To calculate the static and moment of inertia, for example, a roller as shown in Fig. 4 is used. Here, the rod a rests on the edge of a smaller disc positioned centrally to the roller, whereby the smaller the disc, the more the relative movement of the roller against the moving rod is slowed down. The same is achieved in Fig. 7 with a smaller diameter ball. If, for example, the ratio of the diameter of the roller and disc is 2:1 or 3:1, then in Fig. 8 Fr : rb = 2:1 or 3:1, and F F1 or i i1 is proportional to the static or moment of inertia of k, according to the theory of the optical planimeter.
If a silver or metal mirror with a small, circular opening is attached to the planimeter, and placed vertically on a stand at a height of 10 to 20 cm above the table level, it can be used very effectively as a surface measuring machine for measuring hides, leather, etc. The stand with the mirror perforated at S (Fig. 9) is placed on a piece of paper at the edge of a table. From B, the observer sees on the paper, apparently through the opening S, the image k' of a piece of leather k lying on the floor. If he allows this mirror image to coincide optically with the tracing pin of a planimeter and traces round it, the difference in reading before and after the circuit of the planimeter is proportional to the area of the leather, provided the mirror has not moved during the circuit.
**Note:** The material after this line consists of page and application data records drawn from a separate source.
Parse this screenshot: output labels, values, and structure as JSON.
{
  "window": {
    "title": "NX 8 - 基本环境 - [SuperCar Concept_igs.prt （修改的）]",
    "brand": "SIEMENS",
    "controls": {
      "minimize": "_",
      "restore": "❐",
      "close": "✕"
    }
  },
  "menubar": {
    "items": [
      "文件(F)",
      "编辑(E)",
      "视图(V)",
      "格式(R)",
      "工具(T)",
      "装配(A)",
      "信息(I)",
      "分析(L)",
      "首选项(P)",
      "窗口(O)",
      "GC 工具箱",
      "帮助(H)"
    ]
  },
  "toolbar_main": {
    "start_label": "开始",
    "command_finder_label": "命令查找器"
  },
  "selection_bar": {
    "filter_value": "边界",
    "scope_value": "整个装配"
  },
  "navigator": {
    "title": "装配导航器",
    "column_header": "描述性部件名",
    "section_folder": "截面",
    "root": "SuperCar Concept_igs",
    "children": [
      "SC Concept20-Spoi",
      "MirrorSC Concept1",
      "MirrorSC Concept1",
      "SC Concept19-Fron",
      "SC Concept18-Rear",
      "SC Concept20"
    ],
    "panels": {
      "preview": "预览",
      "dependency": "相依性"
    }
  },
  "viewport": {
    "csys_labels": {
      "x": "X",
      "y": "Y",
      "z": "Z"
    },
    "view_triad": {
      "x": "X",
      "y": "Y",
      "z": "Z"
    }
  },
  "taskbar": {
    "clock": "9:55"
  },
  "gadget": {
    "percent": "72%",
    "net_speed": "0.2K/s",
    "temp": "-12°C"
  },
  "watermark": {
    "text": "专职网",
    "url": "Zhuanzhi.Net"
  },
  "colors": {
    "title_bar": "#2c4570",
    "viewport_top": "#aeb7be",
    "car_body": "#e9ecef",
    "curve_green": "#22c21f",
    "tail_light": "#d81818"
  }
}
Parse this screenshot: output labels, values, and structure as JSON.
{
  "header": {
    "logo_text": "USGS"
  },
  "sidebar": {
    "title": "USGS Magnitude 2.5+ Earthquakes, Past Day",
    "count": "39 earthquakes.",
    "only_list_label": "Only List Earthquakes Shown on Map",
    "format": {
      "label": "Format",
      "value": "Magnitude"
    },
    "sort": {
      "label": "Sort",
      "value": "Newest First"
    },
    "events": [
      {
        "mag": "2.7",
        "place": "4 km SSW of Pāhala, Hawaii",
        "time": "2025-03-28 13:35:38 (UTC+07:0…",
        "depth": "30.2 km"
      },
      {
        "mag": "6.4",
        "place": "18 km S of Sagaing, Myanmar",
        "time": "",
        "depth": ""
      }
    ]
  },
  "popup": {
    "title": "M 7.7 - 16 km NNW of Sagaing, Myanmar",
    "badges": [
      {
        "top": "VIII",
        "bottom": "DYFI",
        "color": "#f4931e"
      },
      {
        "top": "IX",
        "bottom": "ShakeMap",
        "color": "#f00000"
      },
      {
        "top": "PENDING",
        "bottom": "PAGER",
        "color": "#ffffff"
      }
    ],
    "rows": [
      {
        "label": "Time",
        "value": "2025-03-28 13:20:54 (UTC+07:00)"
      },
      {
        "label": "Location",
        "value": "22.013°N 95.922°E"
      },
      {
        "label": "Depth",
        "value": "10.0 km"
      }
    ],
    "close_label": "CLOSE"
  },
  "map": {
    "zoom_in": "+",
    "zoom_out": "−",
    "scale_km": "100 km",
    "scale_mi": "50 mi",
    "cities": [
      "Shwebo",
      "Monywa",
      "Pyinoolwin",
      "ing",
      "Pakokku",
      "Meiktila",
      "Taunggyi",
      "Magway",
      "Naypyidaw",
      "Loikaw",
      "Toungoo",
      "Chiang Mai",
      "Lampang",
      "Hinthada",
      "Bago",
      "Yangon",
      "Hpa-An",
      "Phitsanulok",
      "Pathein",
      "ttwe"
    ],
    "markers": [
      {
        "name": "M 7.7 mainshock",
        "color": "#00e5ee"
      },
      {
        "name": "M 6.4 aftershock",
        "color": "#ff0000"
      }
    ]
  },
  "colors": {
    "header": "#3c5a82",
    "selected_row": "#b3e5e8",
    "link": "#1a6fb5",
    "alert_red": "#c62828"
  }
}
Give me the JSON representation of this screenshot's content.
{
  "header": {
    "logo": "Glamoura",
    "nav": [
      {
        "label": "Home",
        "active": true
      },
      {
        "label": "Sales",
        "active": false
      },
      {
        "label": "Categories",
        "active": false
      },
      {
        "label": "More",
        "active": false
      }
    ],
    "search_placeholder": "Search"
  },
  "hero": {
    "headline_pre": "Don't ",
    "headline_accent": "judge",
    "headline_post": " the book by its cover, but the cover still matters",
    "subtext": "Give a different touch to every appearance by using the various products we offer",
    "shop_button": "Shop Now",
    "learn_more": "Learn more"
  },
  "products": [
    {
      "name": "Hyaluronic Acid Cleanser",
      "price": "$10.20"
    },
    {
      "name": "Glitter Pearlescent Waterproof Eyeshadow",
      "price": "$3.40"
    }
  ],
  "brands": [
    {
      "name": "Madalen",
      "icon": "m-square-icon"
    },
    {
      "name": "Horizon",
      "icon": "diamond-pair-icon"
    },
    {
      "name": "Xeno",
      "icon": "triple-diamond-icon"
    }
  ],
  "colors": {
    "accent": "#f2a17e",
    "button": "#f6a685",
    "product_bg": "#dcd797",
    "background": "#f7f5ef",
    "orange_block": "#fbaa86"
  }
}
The height of S above the table or the position of the rod can be selected so that the area of the leather is read off directly.
1. compensating rod planimeter, characterised in that the rod is mounted on a shaftless roller which performs a relative movement against the moving rod when the surface is traversed.
2. compensating rod planimeter according to claim 1, characterised in that the moving rod rests on a smaller disc of 1/2 or 1/3 of the diameter of the roller which is concentrically mounted on the roller r.
3. compensating rod planimeter according to claim 1 for use as a surface measuring machine, characterised in that the planimeter is associated with a mirror with a small opening which is mounted on a frame and stands vertically on the plane of the table, so that the observer, with one eye looking into the opening, traces the mirror image of a piece of leather lying on the floor, which is produced on the table, with the moving pin of the planimeter, and that the leather surface can be read off after the tracing.